Text by Joshua Goh (Student Contribution)
MuseSG Volume 10 Issue 1 - June 2017
For the average Singaporean, the Japanese Occupation (1942 to 1945) is associated with tales of local heroism and courage. Speak to any member of our pioneer generation and chances are you will encounter personal stories that speak of fortitude in the face of brutality.
Yet, we do not often hear about the post-war fates of the Japanese occupiers, whose rule came to an abrupt end on 15 August, 1945. With the return of the British, what happened to the men and commanders of the Imperial Japanese Army who had ruled over Syonan-to (Japanese for “Light of the South”) for three years and six months? Was justice meted out to the alleged perpetrators of war crimes such as the Dai Kensho (Japanese for “great inspection” – referring to a general screening conducted in early 1942 to eliminate anti-Japanese elements in Singapore)?
Supported by the National Heritage Board's (NHB) Heritage Participation Grant and the Singapore Academy of Law, the Singapore War Crimes Trials web portal aims to plug these gaps in our often under-examined legal heritage. Conceived three years ago by National University of Singapore (NUS) Faculty of Law’s Assistant Professor, Dr Cheah Wui Ling, and NUS Law alumni and legal counsel, Ms Ng Pei Yi, this ambitious endeavour was born initially as a research project to uncover Singapore’s own version of the Nuremburg and Tokyo trials.
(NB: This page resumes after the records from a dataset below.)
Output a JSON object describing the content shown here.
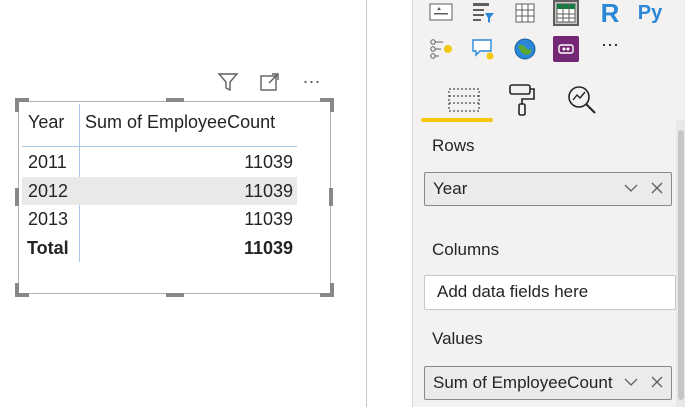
{
  "visual": {
    "table": {
      "headers": [
        "Year",
        "Sum of EmployeeCount"
      ],
      "rows": [
        {
          "year": "2011",
          "value": "11039"
        },
        {
          "year": "2012",
          "value": "11039"
        },
        {
          "year": "2013",
          "value": "11039"
        }
      ],
      "total": {
        "label": "Total",
        "value": "11039"
      }
    },
    "header_icons": [
      "filter-icon",
      "focus-mode-icon",
      "more-options-icon"
    ],
    "more_label": "⋯"
  },
  "visualizations_pane": {
    "icons_row1": [
      "card-icon",
      "slicer-icon",
      "table-icon",
      "matrix-icon",
      "r-visual-icon",
      "python-visual-icon"
    ],
    "icons_row2": [
      "key-influencers-icon",
      "qa-icon",
      "arcgis-map-icon",
      "power-apps-icon",
      "more-visuals-icon"
    ],
    "r_label": "R",
    "py_label": "Py",
    "more_visuals_label": "⋯",
    "tabs": [
      "fields-tab",
      "format-tab",
      "analytics-tab"
    ],
    "wells": {
      "rows": {
        "label": "Rows",
        "field": "Year"
      },
      "columns": {
        "label": "Columns",
        "placeholder": "Add data fields here"
      },
      "values": {
        "label": "Values",
        "field": "Sum of EmployeeCount"
      }
    },
    "chevron": "∨",
    "remove": "×"
  },
  "colors": {
    "accent": "#f2c811",
    "selection": "#a9c7e8",
    "matrix_icon": "#107c41",
    "powerapps": "#742774"
  }
}
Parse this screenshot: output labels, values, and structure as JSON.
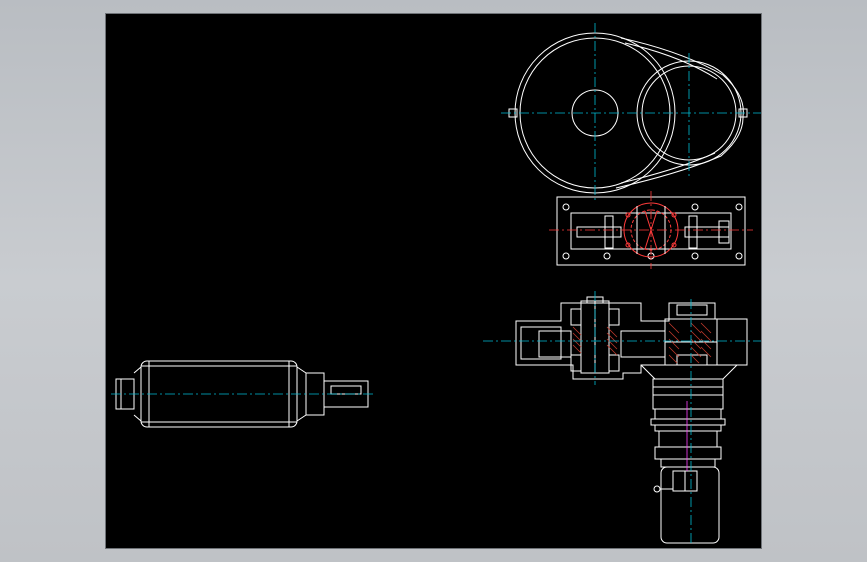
{
  "viewport": {
    "background": "#000000",
    "frame_color": "#c4c7cb"
  },
  "colors": {
    "outline": "#ffffff",
    "centerline": "#00bcd4",
    "section_red": "#ff3b3b",
    "hatch": "#c0392b",
    "accent_magenta": "#ff40ff"
  },
  "drawing": {
    "views": [
      {
        "name": "roller-side-view"
      },
      {
        "name": "belt-drive-front-view"
      },
      {
        "name": "gearbox-top-section"
      },
      {
        "name": "gearbox-sectional-view"
      },
      {
        "name": "motor-assembly-view"
      }
    ]
  }
}
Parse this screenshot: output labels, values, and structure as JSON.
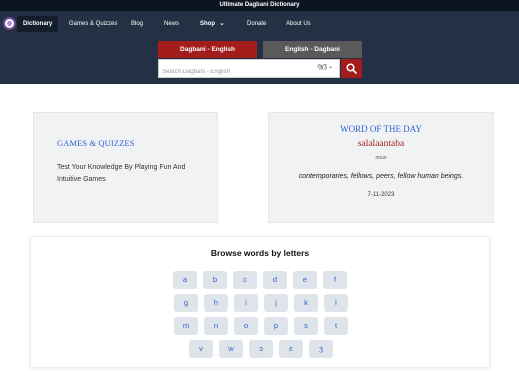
{
  "header": {
    "site_title": "Ultimate Dagbani Dictionary"
  },
  "nav": {
    "items": [
      {
        "label": "Dictionary"
      },
      {
        "label": "Games & Quizzes"
      },
      {
        "label": "Blog"
      },
      {
        "label": "News"
      },
      {
        "label": "Shop"
      },
      {
        "label": "Donate"
      },
      {
        "label": "About Us"
      }
    ]
  },
  "search": {
    "direction_buttons": [
      "Dagbani - English",
      "English - Dagbani"
    ],
    "placeholder": "Search Dagbani - English",
    "keyboard_label": "ŋɣʒ"
  },
  "games_card": {
    "title": "GAMES & QUIZZES",
    "description": "Test Your Knowledge By Playing Fun And Intuitive Games"
  },
  "word_of_day": {
    "title": "WORD OF THE DAY",
    "word": "salalaantaba",
    "part_of_speech": "noun",
    "definition": "contemporaries, fellows, peers, fellow human beings.",
    "date": "7-11-2023"
  },
  "browse": {
    "title": "Browse words by letters",
    "letters": [
      "a",
      "b",
      "c",
      "d",
      "e",
      "f",
      "g",
      "h",
      "i",
      "j",
      "k",
      "l",
      "m",
      "n",
      "o",
      "p",
      "s",
      "t",
      "v",
      "w",
      "ɔ",
      "ɛ",
      "ʒ"
    ]
  },
  "colors": {
    "accent_red": "#a41d1d",
    "accent_blue": "#2c63d3",
    "nav_bg": "#243043"
  }
}
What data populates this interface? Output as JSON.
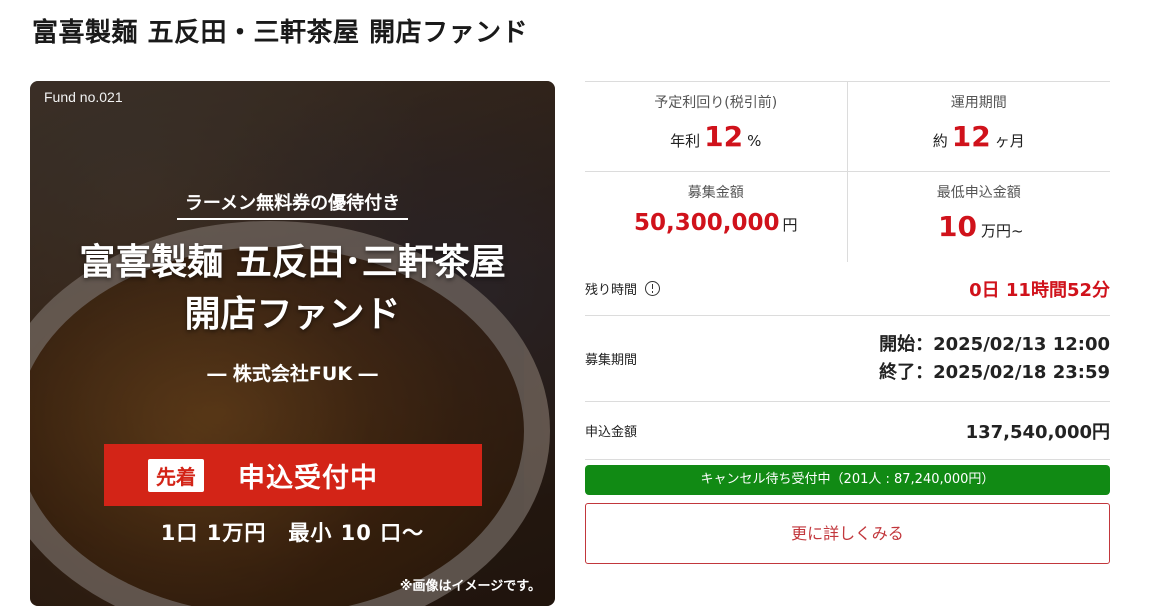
{
  "page": {
    "title": "富喜製麺 五反田・三軒茶屋 開店ファンド"
  },
  "hero": {
    "fund_no": "Fund no.021",
    "badge": "ラーメン無料券の優待付き",
    "title_line1": "富喜製麺 五反田･三軒茶屋",
    "title_line2": "開店ファンド",
    "company": "― 株式会社FUK ―",
    "banner_tag": "先着",
    "banner_status": "申込受付中",
    "unit_text": "1口 1万円　最小 10 口〜",
    "note": "※画像はイメージです。"
  },
  "stats": {
    "yield": {
      "label": "予定利回り(税引前)",
      "prefix": "年利",
      "value": "12",
      "suffix": "%"
    },
    "term": {
      "label": "運用期間",
      "prefix": "約",
      "value": "12",
      "suffix": "ヶ月"
    },
    "target": {
      "label": "募集金額",
      "value": "50,300,000",
      "suffix": "円"
    },
    "minimum": {
      "label": "最低申込金額",
      "value": "10",
      "suffix": "万円~"
    }
  },
  "remaining": {
    "label": "残り時間",
    "value": "0日 11時間52分"
  },
  "period": {
    "label": "募集期間",
    "start": "開始：2025/02/13 12:00",
    "end": "終了：2025/02/18 23:59"
  },
  "applied": {
    "label": "申込金額",
    "value": "137,540,000円"
  },
  "cancel_waitlist": "キャンセル待ち受付中（201人 : 87,240,000円）",
  "more_button": "更に詳しくみる",
  "colors": {
    "accent_red": "#d0121b",
    "banner_red": "#d32417",
    "waitlist_green": "#118a14"
  },
  "icons": {
    "remaining_info": "clock-icon"
  }
}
The aim: to shed light on the 131 cases that were heard by British military officials between 1945 to 1948 at the Supreme Court Building on St. Andrew’s Road, whose original records have thus far been hived away in the British National Archives at Kew. The result: a comprehensive website featuring individual case- les and summaries, which was launched on 29 August, 2016 to a crowd that included members of the law fraternity, historians, and even representatives of civic organisations such as the International Red Cross.
The portal, however, is meant to be more than a researcher’s treasure vault. Testament to this was the public audience present at the portal’s launch, who contributed to a spirited discussion of the portal’s role in increasing public awareness of Singapore’s history. It is clear that the portal has gone beyond its initial academic roots, and has instead blossomed into a community-wide engagement effort. As the portal’s co-researcher Ms Ng Pei Yi testifies, this “spirit of open access” is one that the project hopes to cultivate. It is in line with this spirit that one is able to find explanatory charts and historical photographs on the portal, which complement the case files provided. Ms Ng emphasises that this is a deliberate design, drawn up in conjunction with marketing communications and design firm, Quirk Agency Pte Ltd, to ensure that the portal is easily accessible to everyone. Thus far, it seems this has been a success, for the site has garnered hits from as far abroad as Japan, the United Kingdom and the United States.
Moving forward, Dr Cheah and Ms Ng were already looking forward to phase two of the portal in 2017, which will feature the perspectives of Singapore residents who were part of the trials – whether as victims or as witnesses. One case which both researchers hope to delve into concerns the notorious Double Tenth Incident of 1943, in which 57 civilians interred at Changi Gaol were tortured by the Kempeitai (Japanese military police). While detailed information surrounding this case can already be gleaned from the portal, the project’s second phase will further explore figures such as Toh Swee Koon, a Chinese interpreter implicated in the incident but whose death sentence was eventually not carried out for unexpected reasons. As the portal expands to amplify a wider array of voices, it is hoped that more Singaporeans will come aboard to contribute to, and discover for themselves, this slice of Singapore’s rich heritage.
Visit the Singapore War Crimes Trials Portal here.